The most basic structural material in building a composite aircraft is glass cloth. The use of glass in aircraft structures, particularly structural sandwich composites, is a recent development. Glass cloth is available commercially in hundreds of different weights, weaves, strengths and working properties. Very few of these, however, are compatible with aircraft requirements for high strength and light weight. Even fewer are suitable for the hand-layup techniques developed by Burt Rutan for the homebuilder. The glass cloth featured here has been specifically selected for the optimum combination of workability, strength and weight.
Two types of glass cloth, a bi-directional cloth and a uni-directional cloth are used.
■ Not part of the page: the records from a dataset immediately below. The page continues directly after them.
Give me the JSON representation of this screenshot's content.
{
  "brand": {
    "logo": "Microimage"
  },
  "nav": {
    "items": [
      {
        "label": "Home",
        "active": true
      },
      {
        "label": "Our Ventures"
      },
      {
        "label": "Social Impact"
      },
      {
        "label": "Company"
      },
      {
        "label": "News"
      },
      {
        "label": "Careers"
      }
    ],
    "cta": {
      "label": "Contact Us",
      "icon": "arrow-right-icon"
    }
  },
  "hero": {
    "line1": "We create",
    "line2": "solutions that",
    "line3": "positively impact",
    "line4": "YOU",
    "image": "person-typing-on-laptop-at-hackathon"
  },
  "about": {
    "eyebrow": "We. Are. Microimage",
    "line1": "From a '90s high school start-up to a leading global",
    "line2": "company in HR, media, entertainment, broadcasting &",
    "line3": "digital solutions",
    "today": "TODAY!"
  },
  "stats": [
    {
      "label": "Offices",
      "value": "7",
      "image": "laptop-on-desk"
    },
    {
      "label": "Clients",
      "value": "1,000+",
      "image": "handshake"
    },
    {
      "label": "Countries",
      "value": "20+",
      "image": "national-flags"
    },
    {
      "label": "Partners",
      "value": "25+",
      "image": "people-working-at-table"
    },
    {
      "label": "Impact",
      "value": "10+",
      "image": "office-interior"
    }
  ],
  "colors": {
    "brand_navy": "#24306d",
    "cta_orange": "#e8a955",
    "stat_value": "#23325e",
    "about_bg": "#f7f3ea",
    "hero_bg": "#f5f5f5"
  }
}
BID cloth has half of the fibers woven parallel to the selvage edge of the cloth and the other half at right angles to the selvage, giving the cloth the same strength in both directions. UND cloth has 95% of the glass fibers woven parallel to the selvage, giving exceptional strength in that direction and very little at right angles to it. BID is generally used for pieces which are cut at a 45° angle to the selvage, a bias cut, which enables the builder to lay BID into contours with very little effort and provides the needed shear and torsion stiffness for flying surfaces. UND is used in areas where the primary loads are in one direction, such as wing skins and spar caps. Multiple layers of glass cloth are laminated together to form the aircraft structure. Each layer of cloth is called a "ply".
||Price Per Yard
|Unidirectional Fiberglass RA7715/38W F16
|Bidirectional Fiberglass 38" RA7725